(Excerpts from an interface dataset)
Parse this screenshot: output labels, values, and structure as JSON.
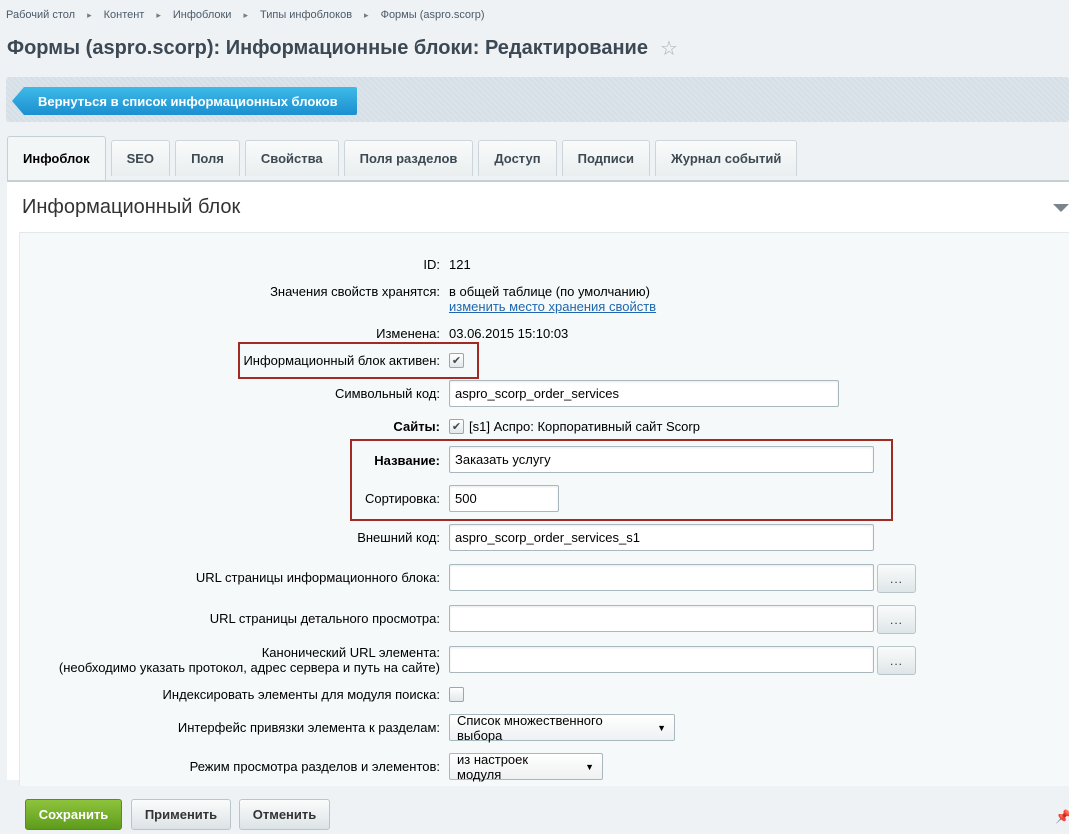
{
  "breadcrumb": [
    "Рабочий стол",
    "Контент",
    "Инфоблоки",
    "Типы инфоблоков",
    "Формы (aspro.scorp)"
  ],
  "page_title": "Формы (aspro.scorp): Информационные блоки: Редактирование",
  "back_button_label": "Вернуться в список информационных блоков",
  "tabs": [
    {
      "label": "Инфоблок",
      "active": true
    },
    {
      "label": "SEO"
    },
    {
      "label": "Поля"
    },
    {
      "label": "Свойства"
    },
    {
      "label": "Поля разделов"
    },
    {
      "label": "Доступ"
    },
    {
      "label": "Подписи"
    },
    {
      "label": "Журнал событий"
    }
  ],
  "section_title": "Информационный блок",
  "form": {
    "id": {
      "label": "ID:",
      "value": "121"
    },
    "storage": {
      "label": "Значения свойств хранятся:",
      "value": "в общей таблице (по умолчанию)",
      "link": "изменить место хранения свойств"
    },
    "modified": {
      "label": "Изменена:",
      "value": "03.06.2015 15:10:03"
    },
    "active": {
      "label": "Информационный блок активен:",
      "checked": true
    },
    "code": {
      "label": "Символьный код:",
      "value": "aspro_scorp_order_services"
    },
    "sites": {
      "label": "Сайты:",
      "value": "[s1] Аспро: Корпоративный сайт Scorp",
      "checked": true
    },
    "name": {
      "label": "Название:",
      "value": "Заказать услугу"
    },
    "sort": {
      "label": "Сортировка:",
      "value": "500"
    },
    "external_code": {
      "label": "Внешний код:",
      "value": "aspro_scorp_order_services_s1"
    },
    "list_url": {
      "label": "URL страницы информационного блока:",
      "value": ""
    },
    "detail_url": {
      "label": "URL страницы детального просмотра:",
      "value": ""
    },
    "canonical_url": {
      "label": "Канонический URL элемента:",
      "note": "(необходимо указать протокол, адрес сервера и путь на сайте)",
      "value": ""
    },
    "index_search": {
      "label": "Индексировать элементы для модуля поиска:",
      "checked": false
    },
    "section_binding": {
      "label": "Интерфейс привязки элемента к разделам:",
      "value": "Список множественного выбора"
    },
    "view_mode": {
      "label": "Режим просмотра разделов и элементов:",
      "value": "из настроек модуля"
    },
    "dots_label": "..."
  },
  "buttons": {
    "save": "Сохранить",
    "apply": "Применить",
    "cancel": "Отменить"
  },
  "icons": {
    "star": "star-icon",
    "pin": "pin-icon",
    "checkmark": "check-icon"
  },
  "colors": {
    "accent_blue": "#1c8fd0",
    "save_green": "#6aa829",
    "highlight_red": "#a12b22",
    "link": "#2067b0"
  }
}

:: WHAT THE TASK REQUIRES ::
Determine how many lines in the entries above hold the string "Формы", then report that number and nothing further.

:: TASK SOLUTION ::
2